### Extracted data

----

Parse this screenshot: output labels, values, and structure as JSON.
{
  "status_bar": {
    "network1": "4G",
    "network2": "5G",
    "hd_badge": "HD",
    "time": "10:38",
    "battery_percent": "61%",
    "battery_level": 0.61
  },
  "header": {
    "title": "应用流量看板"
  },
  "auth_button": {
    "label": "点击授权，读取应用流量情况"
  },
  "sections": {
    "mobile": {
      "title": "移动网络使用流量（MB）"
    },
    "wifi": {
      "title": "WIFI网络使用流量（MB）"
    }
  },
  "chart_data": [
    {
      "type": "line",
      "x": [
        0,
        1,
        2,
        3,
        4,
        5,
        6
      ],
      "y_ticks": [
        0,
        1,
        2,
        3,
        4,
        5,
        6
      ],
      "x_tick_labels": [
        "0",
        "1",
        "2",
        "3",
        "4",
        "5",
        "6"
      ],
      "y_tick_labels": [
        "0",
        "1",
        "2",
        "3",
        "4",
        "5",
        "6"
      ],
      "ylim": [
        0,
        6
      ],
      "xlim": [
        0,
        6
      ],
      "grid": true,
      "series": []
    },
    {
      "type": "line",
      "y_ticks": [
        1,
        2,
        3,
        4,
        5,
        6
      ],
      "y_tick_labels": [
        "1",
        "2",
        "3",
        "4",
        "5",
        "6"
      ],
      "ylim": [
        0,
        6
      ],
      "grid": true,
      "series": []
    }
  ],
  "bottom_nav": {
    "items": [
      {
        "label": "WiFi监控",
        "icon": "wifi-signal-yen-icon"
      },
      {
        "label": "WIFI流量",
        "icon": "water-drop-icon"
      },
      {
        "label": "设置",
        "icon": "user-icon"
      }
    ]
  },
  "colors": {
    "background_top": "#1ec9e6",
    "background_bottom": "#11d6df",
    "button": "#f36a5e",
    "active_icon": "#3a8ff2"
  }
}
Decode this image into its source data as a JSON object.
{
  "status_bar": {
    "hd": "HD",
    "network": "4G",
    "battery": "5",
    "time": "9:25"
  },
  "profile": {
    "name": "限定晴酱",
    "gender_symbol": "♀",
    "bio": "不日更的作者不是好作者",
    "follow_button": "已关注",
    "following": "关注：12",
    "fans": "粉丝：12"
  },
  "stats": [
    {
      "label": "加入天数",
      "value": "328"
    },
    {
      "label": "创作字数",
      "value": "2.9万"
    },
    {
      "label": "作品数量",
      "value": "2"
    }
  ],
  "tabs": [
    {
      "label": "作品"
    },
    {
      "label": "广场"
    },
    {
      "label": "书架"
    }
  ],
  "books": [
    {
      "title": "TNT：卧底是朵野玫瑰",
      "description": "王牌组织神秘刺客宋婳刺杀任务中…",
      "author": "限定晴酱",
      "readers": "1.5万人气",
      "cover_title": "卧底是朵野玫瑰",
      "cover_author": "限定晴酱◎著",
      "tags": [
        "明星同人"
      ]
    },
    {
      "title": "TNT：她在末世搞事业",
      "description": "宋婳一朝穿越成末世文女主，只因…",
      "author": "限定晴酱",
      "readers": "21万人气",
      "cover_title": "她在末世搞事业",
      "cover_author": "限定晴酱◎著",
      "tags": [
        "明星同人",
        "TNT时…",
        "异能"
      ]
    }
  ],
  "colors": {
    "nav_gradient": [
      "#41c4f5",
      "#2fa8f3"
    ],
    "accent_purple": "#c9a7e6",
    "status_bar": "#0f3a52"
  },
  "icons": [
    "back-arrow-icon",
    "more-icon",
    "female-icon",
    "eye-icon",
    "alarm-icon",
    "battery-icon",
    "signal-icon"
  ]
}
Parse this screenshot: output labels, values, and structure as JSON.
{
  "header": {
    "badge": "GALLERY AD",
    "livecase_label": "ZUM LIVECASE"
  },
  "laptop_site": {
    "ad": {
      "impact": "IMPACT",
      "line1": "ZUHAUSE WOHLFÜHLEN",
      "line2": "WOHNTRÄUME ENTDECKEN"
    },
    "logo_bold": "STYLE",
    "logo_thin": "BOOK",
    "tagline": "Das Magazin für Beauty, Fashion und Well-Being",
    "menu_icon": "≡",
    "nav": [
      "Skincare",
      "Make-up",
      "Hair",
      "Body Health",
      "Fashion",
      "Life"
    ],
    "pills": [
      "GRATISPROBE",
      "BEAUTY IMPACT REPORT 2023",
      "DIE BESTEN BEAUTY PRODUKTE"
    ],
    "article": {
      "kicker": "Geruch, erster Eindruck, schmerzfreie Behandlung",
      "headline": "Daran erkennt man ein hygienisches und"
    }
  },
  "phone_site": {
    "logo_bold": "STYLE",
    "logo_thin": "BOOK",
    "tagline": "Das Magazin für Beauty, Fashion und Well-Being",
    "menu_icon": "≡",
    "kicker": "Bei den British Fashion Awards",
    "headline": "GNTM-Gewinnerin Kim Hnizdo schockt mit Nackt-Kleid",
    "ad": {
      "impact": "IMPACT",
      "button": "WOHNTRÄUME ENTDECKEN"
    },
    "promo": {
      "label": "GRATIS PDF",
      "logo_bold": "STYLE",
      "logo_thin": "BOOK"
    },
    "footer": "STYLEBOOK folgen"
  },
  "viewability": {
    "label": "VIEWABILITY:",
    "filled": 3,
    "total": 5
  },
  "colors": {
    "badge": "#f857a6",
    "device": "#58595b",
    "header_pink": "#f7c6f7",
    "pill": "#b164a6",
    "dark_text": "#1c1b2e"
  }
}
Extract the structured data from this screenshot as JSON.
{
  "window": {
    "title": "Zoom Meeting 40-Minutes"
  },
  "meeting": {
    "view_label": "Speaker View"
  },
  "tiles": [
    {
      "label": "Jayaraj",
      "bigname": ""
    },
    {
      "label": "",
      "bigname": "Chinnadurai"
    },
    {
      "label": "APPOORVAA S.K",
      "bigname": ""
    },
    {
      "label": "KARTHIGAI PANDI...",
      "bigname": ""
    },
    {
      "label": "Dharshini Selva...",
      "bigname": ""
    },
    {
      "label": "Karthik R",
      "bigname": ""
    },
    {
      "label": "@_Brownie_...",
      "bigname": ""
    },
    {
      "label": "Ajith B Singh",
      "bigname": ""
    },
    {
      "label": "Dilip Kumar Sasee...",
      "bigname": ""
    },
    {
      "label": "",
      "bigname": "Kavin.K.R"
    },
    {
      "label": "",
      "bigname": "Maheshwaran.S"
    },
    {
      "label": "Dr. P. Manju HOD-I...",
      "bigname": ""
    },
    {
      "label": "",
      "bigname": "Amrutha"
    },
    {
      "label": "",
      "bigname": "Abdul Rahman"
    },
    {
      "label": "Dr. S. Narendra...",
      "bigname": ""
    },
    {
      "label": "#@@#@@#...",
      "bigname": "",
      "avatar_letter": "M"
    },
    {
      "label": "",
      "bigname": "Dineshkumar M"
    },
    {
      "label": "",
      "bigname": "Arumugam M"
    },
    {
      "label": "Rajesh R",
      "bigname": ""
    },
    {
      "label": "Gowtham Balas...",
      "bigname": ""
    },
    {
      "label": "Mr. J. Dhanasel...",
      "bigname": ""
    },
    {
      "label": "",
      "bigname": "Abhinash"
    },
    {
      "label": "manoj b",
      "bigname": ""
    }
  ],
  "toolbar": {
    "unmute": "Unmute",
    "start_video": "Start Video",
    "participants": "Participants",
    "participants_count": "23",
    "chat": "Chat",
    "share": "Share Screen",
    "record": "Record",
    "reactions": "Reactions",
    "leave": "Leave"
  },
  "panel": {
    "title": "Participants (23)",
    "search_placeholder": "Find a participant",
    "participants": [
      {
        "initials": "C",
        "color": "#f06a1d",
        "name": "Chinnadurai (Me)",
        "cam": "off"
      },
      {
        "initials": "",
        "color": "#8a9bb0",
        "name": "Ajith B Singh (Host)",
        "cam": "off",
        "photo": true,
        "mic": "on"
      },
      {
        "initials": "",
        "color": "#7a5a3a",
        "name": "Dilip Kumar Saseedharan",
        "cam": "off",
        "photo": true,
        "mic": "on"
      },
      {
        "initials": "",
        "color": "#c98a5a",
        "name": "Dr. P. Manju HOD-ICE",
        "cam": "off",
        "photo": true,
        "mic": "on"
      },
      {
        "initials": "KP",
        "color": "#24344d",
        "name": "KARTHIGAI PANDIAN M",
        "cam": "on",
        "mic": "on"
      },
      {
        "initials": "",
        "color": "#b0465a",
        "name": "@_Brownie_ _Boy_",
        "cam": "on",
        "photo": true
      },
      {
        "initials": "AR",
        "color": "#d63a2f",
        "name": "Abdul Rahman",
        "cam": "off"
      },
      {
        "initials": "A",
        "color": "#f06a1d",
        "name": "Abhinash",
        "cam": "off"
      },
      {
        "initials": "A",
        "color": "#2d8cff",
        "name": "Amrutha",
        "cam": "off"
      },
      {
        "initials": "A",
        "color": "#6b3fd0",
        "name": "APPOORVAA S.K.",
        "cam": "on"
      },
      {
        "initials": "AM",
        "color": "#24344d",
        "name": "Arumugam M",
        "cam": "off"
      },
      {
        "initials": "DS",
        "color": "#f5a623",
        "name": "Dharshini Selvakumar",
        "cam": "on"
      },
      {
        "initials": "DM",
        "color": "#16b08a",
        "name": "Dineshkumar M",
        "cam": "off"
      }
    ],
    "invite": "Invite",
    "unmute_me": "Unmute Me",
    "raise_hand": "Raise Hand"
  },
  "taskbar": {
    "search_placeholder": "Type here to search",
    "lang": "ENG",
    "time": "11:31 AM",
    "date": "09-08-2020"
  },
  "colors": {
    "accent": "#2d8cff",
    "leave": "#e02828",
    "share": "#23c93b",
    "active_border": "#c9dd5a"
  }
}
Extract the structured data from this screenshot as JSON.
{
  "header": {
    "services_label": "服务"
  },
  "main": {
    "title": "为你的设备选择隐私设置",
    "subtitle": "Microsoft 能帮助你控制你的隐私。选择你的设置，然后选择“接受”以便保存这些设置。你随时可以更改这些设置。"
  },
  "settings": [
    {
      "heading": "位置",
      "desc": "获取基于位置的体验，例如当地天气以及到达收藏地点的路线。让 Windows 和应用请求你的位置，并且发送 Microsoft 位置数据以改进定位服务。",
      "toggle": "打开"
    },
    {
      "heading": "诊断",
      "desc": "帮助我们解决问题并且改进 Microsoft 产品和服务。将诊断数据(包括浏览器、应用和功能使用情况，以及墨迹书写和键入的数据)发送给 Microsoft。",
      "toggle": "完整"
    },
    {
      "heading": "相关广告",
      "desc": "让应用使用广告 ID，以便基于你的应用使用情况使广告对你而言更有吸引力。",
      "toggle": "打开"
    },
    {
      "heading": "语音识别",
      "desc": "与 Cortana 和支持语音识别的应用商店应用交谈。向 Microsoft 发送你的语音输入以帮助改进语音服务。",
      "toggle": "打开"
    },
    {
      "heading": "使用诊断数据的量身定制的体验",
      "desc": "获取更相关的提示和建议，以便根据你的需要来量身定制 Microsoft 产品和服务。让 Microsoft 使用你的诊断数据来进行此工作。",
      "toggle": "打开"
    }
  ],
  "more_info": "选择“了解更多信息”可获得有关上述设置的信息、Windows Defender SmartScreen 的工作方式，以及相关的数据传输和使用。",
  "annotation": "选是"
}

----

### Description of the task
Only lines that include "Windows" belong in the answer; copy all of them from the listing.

### Answer for this exercise
      "desc": "获取基于位置的体验，例如当地天气以及到达收藏地点的路线。让 Windows 和应用请求你的位置，并且发送 Microsoft 位置数据以改进定位服务。",
  "more_info": "选择“了解更多信息”可获得有关上述设置的信息、Windows Defender SmartScreen 的工作方式，以及相关的数据传输和使用。",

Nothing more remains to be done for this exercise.